While the fashion industry is busy appeasing political Islam, women in many Islamic countries are still suffering violence and intimidation under Islamic law (sharia). The question of women's rights -- to drive a car (now finally permitted in Saudi Arabia); to ride a bicycle (forbidden in Iran); to leave the house without the permission of a male "guardian"; to have the same "value" in a court of law as a man; not to be beaten, and so on -- has become the standard for progress in the Islamic world.
In Indonesia, a woman was recently caned in public for "adultery". She was forced to kneel in front of a crowd of onlookers, then flogged 100 times by a masked enforcer, after which she had to be admitted to a hospital.
Meanwhile, in the UK, a country hosting some of these Islamic fashion events, The Independent is trying to deny that Muslim women are suffering abuses in the sharia courts that operate legally in Britain. In France, many cafés have become "no-go zones for women". The submission of women is not only being imposed in the Islamic world, but now also in Asia and the West.
According to the French philosopher Elisabeth Badinter, the view that all cultures are equally valid combined with the view that it is important to protect everyone's differences has "contributed to questioning the universality of human rights". Cultural relativism, on which this glamorization of Muslim veils is based, locks women into a subordinate condition. It also betrays all those Muslim women who dream of a world without religious commands -- such as obligatory virginity and being the sole bearers of honor for an entire family or clan -- and it betrays those women who long for a world where everyone can build his or her own identity. Does "breaking barriers" (as Mattel proclaims) mean, for a woman, social emancipation and freedom of choice, or submission and "modesty"?

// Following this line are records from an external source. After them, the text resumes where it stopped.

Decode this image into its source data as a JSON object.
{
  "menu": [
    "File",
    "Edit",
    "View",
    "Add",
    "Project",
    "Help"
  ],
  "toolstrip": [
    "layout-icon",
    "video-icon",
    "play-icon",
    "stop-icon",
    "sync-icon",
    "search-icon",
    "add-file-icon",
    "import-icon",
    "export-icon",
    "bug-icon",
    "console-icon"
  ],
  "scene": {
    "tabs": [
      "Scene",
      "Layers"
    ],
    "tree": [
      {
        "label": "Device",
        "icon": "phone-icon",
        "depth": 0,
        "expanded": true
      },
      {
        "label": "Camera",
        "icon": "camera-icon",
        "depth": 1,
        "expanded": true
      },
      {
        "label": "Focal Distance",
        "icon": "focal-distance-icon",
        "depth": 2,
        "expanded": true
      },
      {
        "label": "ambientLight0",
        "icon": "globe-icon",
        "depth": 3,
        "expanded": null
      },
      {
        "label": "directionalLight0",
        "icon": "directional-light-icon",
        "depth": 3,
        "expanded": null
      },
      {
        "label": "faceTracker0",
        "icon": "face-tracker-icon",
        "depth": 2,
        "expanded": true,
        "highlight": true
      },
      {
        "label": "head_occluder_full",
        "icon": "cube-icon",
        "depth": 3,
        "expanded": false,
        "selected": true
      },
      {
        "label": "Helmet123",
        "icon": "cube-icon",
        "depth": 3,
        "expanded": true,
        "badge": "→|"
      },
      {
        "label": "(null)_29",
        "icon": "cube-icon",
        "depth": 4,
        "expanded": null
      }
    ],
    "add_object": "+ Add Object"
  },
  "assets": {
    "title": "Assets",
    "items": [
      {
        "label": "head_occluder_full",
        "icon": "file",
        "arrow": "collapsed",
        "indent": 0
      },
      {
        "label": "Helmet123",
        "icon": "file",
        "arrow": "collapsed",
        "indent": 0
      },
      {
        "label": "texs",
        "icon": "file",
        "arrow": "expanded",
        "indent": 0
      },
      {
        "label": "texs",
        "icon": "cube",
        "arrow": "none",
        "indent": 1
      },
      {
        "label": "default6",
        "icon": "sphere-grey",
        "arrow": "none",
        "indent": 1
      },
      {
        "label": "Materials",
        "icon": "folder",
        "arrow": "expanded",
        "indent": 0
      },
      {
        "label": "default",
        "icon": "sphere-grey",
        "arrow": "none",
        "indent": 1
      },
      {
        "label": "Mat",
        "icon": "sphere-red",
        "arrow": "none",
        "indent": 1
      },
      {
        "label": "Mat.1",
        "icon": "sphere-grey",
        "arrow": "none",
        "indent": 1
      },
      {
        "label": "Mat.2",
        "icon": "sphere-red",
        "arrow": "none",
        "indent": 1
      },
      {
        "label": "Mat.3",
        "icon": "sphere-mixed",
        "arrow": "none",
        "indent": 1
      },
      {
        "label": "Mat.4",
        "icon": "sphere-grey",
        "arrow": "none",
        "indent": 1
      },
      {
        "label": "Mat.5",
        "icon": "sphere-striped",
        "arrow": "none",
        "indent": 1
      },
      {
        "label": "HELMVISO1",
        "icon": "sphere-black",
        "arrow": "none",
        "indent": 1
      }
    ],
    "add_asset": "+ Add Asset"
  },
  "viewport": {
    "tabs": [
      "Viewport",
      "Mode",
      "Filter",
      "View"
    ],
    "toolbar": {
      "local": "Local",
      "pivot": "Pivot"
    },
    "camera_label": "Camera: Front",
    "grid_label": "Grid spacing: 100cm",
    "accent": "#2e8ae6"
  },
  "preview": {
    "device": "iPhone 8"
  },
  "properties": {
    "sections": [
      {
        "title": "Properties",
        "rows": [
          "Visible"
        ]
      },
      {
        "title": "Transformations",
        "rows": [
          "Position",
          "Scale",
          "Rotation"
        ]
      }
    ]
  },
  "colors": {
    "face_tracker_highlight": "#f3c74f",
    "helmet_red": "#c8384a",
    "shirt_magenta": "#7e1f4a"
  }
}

The essayist Pascal Bruckner wrote:
"The enemies of freedom are first recruited from the free societies, from some of the enlightened elites who deny the benefit of democratic rights to the rest of humanity, even to their own compatriots, if they have the misfortune to belong to another religion, to another ethnicity".
Instead of embracing these veils, a true feminism should defend the rights and freedoms of all women. It should not be ideologically submissive to those who repress women. It should not refer women to their "culture of origin" on the pretext of not offending their "difference". That way just leads to reinforcing wife-beating, forced marriage, forced seclusion, polygamy, legal inequality, female genital mutilation, and being stoned to death for supposed "adultery," which all too often means being raped.
Giulio Meotti, Cultural Editor for Il Foglio, is an Italian journalist and author.